The first European to visit Mexican territory was Francisco Hernandez de Cordoba, who arrived in Yucatan from Cuba with three ships and about 100 men in early 1517. Cordobars reports on his return to Cuba prompted the Spanish governor there, Diego Velasquez, to send a larger force back to Mexico under the command of Hernán Cortés. In March 1519, Cortes landed at the town of Tabasco, where he learned from the natives of the great Aztec civilization, then ruled by Moctezuma (or Montezuma) II.

Defying the authority of Velasquez, Cortes founded the city of Veracruz on the southeastern Mexican coast, where he trained his army into a disciplined fighting force. Cortes and some 400 soldiers then marched into Mexico, aided by a native woman known as Malinche, who served as a translator. Thanks to instability within the Aztec empire, Cortes was able to form alliances with other native peoples, notably the Tlascalans, who were then at war with Montezuma.

In November 1519, Cortes and his men arrived in Tenochtitlan, where Montezuma and his people greeted them as honored guests according to Aztec custom (partially due to Cortes’ physical resemblance to the light-skinned Quetzalcoatl, whose return was prophesied in Aztec legend). Though the Aztecs had superior numbers, their weapons were inferior, and Cortes was able to immediately take Montezuma and his entourage of lords hostage, gaining control of Tenochtitlan. The Spaniards then murdered thousands of Aztec nobles during a ritual dance ceremony, and Montezuma died under uncertain circumstances while in custody.

European diseases like smallpox, mumps and measles were also powerful weapons against the local population, who lacked immunity to them. A Franciscan monk traveling with Cortés observed the impact of smallpox on the Aztecs: “They died in heaps…In many places it happened that everyone in a house died, and as it was impossible to bury the great number of dead, they pulled down the houses over them, so that their homes became their tombs.” By 1520, smallpox had reduced the population of Tenochtitlan by 40% in just one year.
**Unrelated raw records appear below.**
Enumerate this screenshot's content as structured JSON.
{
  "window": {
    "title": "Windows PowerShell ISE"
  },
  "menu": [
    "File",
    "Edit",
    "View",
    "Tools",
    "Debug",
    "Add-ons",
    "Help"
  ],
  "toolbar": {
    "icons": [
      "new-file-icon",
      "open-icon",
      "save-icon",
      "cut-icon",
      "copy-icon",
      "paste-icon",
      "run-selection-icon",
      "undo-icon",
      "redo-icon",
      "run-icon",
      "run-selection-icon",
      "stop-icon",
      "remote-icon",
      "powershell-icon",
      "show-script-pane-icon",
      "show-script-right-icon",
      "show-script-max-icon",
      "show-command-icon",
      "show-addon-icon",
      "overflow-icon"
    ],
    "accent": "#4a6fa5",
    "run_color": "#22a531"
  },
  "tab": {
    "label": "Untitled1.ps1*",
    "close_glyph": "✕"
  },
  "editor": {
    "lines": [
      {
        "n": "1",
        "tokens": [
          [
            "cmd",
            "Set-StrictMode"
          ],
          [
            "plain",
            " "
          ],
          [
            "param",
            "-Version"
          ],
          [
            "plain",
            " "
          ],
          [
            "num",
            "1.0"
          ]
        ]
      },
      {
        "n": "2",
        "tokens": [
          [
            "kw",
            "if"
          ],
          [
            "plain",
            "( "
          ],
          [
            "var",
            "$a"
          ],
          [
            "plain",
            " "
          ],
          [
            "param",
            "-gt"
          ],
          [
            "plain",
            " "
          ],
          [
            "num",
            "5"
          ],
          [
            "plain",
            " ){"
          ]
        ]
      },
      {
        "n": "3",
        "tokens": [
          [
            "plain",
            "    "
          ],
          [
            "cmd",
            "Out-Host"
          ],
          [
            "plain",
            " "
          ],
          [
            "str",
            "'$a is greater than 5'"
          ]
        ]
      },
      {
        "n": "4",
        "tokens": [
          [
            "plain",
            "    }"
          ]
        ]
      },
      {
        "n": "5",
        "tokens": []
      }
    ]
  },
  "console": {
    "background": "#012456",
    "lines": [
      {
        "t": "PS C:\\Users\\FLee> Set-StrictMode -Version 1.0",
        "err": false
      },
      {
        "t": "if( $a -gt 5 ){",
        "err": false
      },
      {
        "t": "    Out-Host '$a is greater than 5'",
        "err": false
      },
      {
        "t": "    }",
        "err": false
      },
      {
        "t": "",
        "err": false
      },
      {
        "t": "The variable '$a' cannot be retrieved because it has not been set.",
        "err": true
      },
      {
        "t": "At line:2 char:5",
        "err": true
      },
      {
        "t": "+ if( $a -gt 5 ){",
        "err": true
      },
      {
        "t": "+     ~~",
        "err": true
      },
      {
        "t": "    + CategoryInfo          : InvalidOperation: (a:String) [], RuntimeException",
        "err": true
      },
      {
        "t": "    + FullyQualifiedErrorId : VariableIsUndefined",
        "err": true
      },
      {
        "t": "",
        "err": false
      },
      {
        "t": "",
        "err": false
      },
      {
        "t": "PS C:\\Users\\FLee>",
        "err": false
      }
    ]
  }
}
Cuauhtemoc, Montezuma’s young nephew, took over as emperor, and the Aztecs drove the Spaniards from the city. With the help of the Aztecs’ native rivals, Cortes mounted an offensive against Tenochtitlan, finally defeating Cuauhtemoc’s resistance on August 13, 1521. In all, some 240,000 people were believed to have died in the city’s conquest, which effectively ended the Aztec civilization. After his victory, Cortes razed Tenochtitla and built Mexico City on its ruins; it quickly became the premier European center in the New World.